* _What you have to do_
Please copy out every line in the records below that includes the word "true".

Website and app data records:
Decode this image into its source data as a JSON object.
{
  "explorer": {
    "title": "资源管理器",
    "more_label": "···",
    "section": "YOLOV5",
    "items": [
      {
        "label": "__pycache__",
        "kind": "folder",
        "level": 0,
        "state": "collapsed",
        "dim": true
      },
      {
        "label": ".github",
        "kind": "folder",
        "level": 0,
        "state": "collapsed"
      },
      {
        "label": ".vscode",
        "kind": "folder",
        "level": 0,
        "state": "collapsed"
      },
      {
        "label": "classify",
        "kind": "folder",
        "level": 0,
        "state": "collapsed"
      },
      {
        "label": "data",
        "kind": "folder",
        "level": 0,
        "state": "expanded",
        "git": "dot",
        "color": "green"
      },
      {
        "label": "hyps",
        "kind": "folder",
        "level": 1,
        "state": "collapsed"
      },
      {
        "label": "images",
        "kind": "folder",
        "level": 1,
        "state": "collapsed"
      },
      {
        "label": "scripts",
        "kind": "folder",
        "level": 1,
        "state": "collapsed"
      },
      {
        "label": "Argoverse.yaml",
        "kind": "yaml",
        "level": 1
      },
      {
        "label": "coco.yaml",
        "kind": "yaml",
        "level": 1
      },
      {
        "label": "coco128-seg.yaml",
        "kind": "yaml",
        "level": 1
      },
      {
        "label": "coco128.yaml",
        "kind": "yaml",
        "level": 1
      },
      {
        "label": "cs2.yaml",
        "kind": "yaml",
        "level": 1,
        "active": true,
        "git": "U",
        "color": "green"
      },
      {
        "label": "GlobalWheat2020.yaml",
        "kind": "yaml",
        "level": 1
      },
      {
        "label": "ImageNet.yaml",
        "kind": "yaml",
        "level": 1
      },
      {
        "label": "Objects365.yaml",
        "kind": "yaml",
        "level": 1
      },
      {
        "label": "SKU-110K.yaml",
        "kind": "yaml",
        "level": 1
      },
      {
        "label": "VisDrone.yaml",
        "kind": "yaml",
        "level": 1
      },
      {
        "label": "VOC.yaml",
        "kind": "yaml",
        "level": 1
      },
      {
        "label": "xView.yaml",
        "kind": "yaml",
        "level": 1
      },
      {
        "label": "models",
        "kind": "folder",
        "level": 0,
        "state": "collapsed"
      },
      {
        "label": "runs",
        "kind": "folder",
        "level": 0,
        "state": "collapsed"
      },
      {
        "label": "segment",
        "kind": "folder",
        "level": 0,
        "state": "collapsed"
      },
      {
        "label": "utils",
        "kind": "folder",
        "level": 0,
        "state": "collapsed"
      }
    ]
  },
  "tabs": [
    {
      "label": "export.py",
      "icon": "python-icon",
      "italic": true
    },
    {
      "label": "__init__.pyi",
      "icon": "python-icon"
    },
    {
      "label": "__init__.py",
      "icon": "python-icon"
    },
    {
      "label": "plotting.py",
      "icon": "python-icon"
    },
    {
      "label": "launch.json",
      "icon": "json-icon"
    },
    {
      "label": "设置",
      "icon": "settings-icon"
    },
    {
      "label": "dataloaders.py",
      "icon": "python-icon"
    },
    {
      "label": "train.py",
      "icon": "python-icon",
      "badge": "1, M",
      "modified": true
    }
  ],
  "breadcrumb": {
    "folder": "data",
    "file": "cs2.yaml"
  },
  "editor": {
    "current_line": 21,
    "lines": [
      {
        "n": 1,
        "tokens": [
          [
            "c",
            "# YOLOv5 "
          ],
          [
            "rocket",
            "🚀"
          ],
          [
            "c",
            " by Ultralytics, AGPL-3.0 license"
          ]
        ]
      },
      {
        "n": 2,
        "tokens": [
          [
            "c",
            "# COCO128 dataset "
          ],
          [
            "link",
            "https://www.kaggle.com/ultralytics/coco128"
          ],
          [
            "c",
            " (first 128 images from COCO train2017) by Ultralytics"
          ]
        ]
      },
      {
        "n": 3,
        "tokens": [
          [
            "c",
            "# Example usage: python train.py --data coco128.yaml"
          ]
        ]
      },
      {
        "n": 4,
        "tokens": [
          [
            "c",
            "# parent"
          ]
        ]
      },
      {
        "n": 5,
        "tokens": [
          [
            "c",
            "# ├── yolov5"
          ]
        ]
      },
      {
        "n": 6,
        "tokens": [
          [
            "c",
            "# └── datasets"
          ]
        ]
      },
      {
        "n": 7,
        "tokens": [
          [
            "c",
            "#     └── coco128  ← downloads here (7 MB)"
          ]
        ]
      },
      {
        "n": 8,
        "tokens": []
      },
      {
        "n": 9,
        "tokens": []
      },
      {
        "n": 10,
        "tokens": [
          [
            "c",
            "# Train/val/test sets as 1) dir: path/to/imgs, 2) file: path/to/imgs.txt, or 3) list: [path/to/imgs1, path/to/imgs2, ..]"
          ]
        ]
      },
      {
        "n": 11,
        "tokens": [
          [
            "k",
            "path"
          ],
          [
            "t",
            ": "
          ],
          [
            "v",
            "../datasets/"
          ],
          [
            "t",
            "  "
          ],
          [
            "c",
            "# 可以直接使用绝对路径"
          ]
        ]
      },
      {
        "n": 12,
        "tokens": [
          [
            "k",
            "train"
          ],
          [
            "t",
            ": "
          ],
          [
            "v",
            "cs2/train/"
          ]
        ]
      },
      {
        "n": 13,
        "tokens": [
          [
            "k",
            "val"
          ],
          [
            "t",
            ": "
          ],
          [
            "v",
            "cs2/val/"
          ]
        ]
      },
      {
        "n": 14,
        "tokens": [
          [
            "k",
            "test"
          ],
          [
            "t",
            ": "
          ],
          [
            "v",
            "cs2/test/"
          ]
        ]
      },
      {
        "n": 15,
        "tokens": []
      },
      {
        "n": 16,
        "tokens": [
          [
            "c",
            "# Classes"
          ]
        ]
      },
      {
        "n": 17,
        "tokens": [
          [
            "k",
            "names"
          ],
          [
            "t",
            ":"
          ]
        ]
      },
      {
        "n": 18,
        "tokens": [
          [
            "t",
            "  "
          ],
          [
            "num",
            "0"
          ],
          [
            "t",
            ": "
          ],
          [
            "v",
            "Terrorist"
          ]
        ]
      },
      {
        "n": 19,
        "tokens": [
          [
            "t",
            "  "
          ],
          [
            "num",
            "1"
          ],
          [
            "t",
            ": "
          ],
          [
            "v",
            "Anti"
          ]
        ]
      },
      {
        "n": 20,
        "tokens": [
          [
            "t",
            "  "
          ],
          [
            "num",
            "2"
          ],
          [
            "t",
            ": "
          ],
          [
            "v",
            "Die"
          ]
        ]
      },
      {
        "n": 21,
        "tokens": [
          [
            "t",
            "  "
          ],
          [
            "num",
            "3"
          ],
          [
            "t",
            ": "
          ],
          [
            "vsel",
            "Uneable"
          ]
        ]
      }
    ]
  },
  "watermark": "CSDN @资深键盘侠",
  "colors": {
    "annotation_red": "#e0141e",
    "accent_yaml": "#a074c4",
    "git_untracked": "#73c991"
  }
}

* _Completed exercise_
        "dim": true
        "active": true,
      "italic": true
      "modified": true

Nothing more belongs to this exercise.